Hobson's Conduit Trust

The location

Hobson’s Conduit – for the curious

Where is the conduit?

Points of Interest

Nine Wells

Parking near Nine Wells is available at Addenbrooke’s Hospital Car Park 2. Proceed to the Rosie Maternity Hospital along Robinson Way and turn right into Dame Mary Archer Way where Citi 7 and 25 bus services stop. As the road bends right, take the footpath straight ahead and follow this to a T-junction. Take the tarmac path on the left and just before a wooden bridge turn left and follow the track to the trees ahead. Part of the brook is on your right. Nine Wells Local Nature Reserve and the source of the water for Hobson’s Brook is across a bridge by an information board.

First view of the Nine Wells Nature Reserve. Attribution - Richard Fraser

The spring heads at Nine Wells (CB22 5JY) are the site of the water source for the chalk stream now known as Hobson’s Conduit. Until 1976, this area was a Site of Special Scientific Interest (SSSI). In 2005 Nine Wells was designated a Local Nature Reserve.

Nine Wells is also the site of an obelisk dedicated to founders and benefactors of Hobson’s Conduit. At Nine Wells the recent Bioblitz identified over 160 animal and plant species including Tawny Owls and the poisonous deadly nightshade. It is not possible to walk the whole route from Nine Wells because of the building sites at Trumpington.

Nine Wells can be accessed by walking the Trumpington History Group Trail starting at Anstey Way Trumpington (CB2 9JE).

The obelisk commemorating benefactors. Attribution - Richard Fraser

Conduit Watercourse

The path commences again close to the junction of Barrow Road and Porson Road (CB2 8AS). Parking restrictions operate in this area.

The wooden door at this junction allows access to a path leading to Hobson’s brook where many fish, newts and other amphibians are frequently seen.

The brick bridge looking over Emmanuel College field. Attribution - Richard Fraser

At the brick bridge follow the left hand path along by woodlands with abundant bird, animal and plant life including a rare Black Poplar tree. Proceed over the Trustees wooden bridge under which overspill water still flows towards the Cam. Hobson’s ‘new river’ goes straight on between Clare College Wood and Sports Ground and then on between Empty Common allotments and Accordia developments to Brooklands Avenue. After crossing the road, the path follows the edge of the Botanic Garden.
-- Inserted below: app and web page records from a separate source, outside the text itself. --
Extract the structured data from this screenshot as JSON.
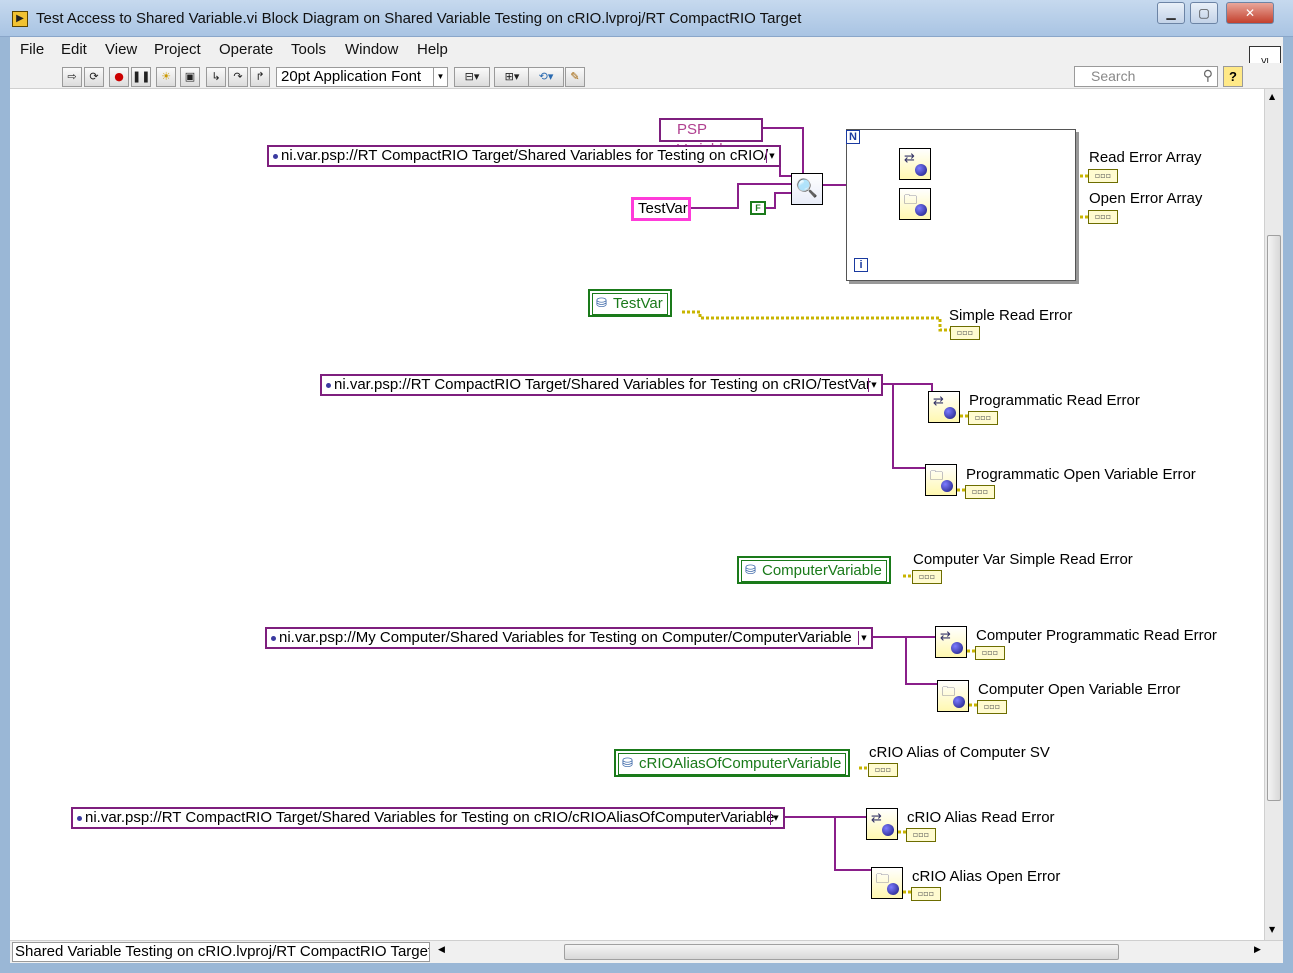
{
  "window": {
    "title": "Test Access to Shared Variable.vi Block Diagram on Shared Variable Testing on cRIO.lvproj/RT CompactRIO Target",
    "minimize": "▁",
    "maximize": "▢",
    "close": "✕"
  },
  "menu": [
    "File",
    "Edit",
    "View",
    "Project",
    "Operate",
    "Tools",
    "Window",
    "Help"
  ],
  "toolbar": {
    "font": "20pt Application Font",
    "search_placeholder": "Search",
    "help": "?"
  },
  "diagram": {
    "psp_variable": "PSP Variable",
    "path_crio_folder": "ni.var.psp://RT CompactRIO Target/Shared Variables for Testing on cRIO/",
    "testvar_string": "TestVar",
    "false_const": "F",
    "loop_n": "N",
    "loop_i": "i",
    "read_error_array": "Read Error Array",
    "open_error_array": "Open Error Array",
    "sv_testvar": "TestVar",
    "simple_read_error": "Simple Read Error",
    "path_crio_testvar": "ni.var.psp://RT CompactRIO Target/Shared Variables for Testing on cRIO/TestVar",
    "programmatic_read_error": "Programmatic Read Error",
    "programmatic_open_error": "Programmatic Open Variable Error",
    "sv_computer": "ComputerVariable",
    "computer_simple_read_error": "Computer Var Simple Read Error",
    "path_computer": "ni.var.psp://My Computer/Shared Variables for Testing on Computer/ComputerVariable",
    "computer_prog_read_error": "Computer Programmatic Read Error",
    "computer_open_error": "Computer Open Variable Error",
    "sv_alias": "cRIOAliasOfComputerVariable",
    "alias_sv_label": "cRIO Alias of Computer SV",
    "path_alias": "ni.var.psp://RT CompactRIO Target/Shared Variables for Testing on cRIO/cRIOAliasOfComputerVariable",
    "alias_read_error": "cRIO Alias Read Error",
    "alias_open_error": "cRIO Alias Open Error"
  },
  "status": {
    "path": "Shared Variable Testing on cRIO.lvproj/RT CompactRIO Target"
  },
  "colors": {
    "wire_refnum": "#8a1f8a",
    "wire_error": "#c8b400",
    "sv_green": "#1a7a1a",
    "string_pink": "#ff3bd9"
  }
}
The Trustees wooden bridge. Attribution - Richard Fraser

The Botanic Garden

Limited Pay and Display parking is available in Trumpington Road opposite the University Botanic Garden. Buses also leave Trumpington Park & Ride – alight at the The Nuffield Hospital.

On the east side of Trumpington Road proceed towards Cambridge, crossing Brooklands Avenue. You pass the cottage, originally built for the gardener at Brooklands House, the original Botanic Garden entrance and its new access point on Bateman Street. Water from Hobson’s Conduit is used to fill the lake in the Botanic Garden.

The gardener's cottage

Upon reaching Brookside, the course passes through a grassed area by Trumpington Road. The above ground water flow terminates at the beginning of the underground sections now marked at the Conduit Head by the old fountain – moved from market square in 1856 (CB2 1PY). There are cafes,wine bars and restaurants in this area.


The Underground Section

From the Conduit Head four channels run underground. One provides water for Trumpington Street where two runnels now take water down either side in summer months. From here the water originally flowed into the Kings Ditch near St Botolph’s Church.

One, now disused, ran under what is now the Lion Yard shopping mall to the Market Square where a fountain supplied continuous water to the public until 1856. The original structure is now located at the Conduit Head: sculptures that were on its Victorian replacement are in the Museum of Cambridge.

The Botanic Garden Lake. By kind permission of the Director of Cambridge Botanic Garden

Hazards along the Hobson's Brook

General advice on safety near water can be found at The Royal Society for the Prevention of Accidents. Also be aware of:


  • At all times please make sure to exercise great caution particularly when crossing busy roads.
  • Falling into the water is dangerous particularly because the silt layer can be two metres deep.
  • Animals near fresh water can carry Leptospirosis. Infection in humans is rare.
  • The runnels on Trumpington Street present a potential hazard to pedestrians, cyclists and can cause damage to cars if street parking is misjudged!